## Exercise instructions
Using the listing below, extract each line that has the word "Position" in it.

● ● ● ● ● ● ●

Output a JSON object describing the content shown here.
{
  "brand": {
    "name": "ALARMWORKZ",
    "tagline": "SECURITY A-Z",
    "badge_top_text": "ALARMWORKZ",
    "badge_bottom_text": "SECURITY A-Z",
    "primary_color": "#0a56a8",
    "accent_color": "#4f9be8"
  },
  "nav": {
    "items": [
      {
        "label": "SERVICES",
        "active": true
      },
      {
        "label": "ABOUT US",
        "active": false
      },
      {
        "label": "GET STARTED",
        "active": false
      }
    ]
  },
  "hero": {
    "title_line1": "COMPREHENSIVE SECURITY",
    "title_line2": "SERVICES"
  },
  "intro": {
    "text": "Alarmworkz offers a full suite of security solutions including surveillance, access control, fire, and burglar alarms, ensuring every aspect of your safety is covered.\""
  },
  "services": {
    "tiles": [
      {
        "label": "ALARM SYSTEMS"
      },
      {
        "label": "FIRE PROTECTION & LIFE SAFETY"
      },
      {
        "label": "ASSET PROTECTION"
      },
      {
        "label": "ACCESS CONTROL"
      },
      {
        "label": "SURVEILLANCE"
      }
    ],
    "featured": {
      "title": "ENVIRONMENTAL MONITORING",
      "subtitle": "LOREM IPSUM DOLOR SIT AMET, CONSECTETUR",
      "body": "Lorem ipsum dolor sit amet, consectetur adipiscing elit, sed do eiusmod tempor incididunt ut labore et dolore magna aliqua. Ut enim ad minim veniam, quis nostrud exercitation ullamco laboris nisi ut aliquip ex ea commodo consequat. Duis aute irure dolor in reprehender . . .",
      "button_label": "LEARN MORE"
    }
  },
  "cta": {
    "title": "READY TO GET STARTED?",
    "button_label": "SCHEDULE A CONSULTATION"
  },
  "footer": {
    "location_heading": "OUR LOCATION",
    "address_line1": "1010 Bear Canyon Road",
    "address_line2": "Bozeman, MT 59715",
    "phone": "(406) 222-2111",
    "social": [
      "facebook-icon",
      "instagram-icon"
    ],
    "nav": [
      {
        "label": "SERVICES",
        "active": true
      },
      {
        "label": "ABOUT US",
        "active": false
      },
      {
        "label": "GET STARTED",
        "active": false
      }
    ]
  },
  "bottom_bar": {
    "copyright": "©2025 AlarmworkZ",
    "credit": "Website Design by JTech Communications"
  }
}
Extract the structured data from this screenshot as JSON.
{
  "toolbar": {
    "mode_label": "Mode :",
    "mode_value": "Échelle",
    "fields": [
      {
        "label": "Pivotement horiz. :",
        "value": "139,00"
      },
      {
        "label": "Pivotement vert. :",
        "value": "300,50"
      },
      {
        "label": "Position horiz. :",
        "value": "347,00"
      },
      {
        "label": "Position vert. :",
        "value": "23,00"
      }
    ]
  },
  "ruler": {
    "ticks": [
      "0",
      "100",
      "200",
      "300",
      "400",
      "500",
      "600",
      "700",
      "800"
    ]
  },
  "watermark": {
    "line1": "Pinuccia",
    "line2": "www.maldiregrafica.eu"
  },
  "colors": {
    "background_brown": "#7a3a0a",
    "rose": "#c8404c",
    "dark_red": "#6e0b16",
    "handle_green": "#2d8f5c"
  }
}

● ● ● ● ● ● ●

## Exercise solution
        "label": "Position horiz. :",
        "label": "Position vert. :",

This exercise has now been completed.